Interface dataset entries:
━━━
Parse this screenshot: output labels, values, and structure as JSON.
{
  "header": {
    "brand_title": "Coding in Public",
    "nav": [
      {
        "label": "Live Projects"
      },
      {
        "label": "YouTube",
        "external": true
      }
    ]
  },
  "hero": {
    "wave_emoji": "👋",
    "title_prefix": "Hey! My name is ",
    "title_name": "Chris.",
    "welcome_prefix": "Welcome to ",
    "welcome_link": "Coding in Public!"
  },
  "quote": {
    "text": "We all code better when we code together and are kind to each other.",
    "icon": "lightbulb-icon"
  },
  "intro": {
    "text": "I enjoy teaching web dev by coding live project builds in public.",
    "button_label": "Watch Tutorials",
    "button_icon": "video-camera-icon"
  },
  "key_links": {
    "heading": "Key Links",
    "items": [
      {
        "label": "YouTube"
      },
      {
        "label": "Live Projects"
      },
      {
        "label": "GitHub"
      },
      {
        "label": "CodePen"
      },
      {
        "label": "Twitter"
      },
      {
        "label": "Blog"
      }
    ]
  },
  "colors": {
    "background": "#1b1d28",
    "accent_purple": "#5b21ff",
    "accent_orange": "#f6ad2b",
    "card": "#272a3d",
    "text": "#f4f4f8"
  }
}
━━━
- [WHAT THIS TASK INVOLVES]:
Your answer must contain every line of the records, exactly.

- [RESPONSE]:
Parse this screenshot: output labels, values, and structure as JSON.
{
  "header": {
    "brand_title": "Coding in Public",
    "nav": [
      {
        "label": "Live Projects"
      },
      {
        "label": "YouTube",
        "external": true
      }
    ]
  },
  "hero": {
    "wave_emoji": "👋",
    "title_prefix": "Hey! My name is ",
    "title_name": "Chris.",
    "welcome_prefix": "Welcome to ",
    "welcome_link": "Coding in Public!"
  },
  "quote": {
    "text": "We all code better when we code together and are kind to each other.",
    "icon": "lightbulb-icon"
  },
  "intro": {
    "text": "I enjoy teaching web dev by coding live project builds in public.",
    "button_label": "Watch Tutorials",
    "button_icon": "video-camera-icon"
  },
  "key_links": {
    "heading": "Key Links",
    "items": [
      {
        "label": "YouTube"
      },
      {
        "label": "Live Projects"
      },
      {
        "label": "GitHub"
      },
      {
        "label": "CodePen"
      },
      {
        "label": "Twitter"
      },
      {
        "label": "Blog"
      }
    ]
  },
  "colors": {
    "background": "#1b1d28",
    "accent_purple": "#5b21ff",
    "accent_orange": "#f6ad2b",
    "card": "#272a3d",
    "text": "#f4f4f8"
  }
}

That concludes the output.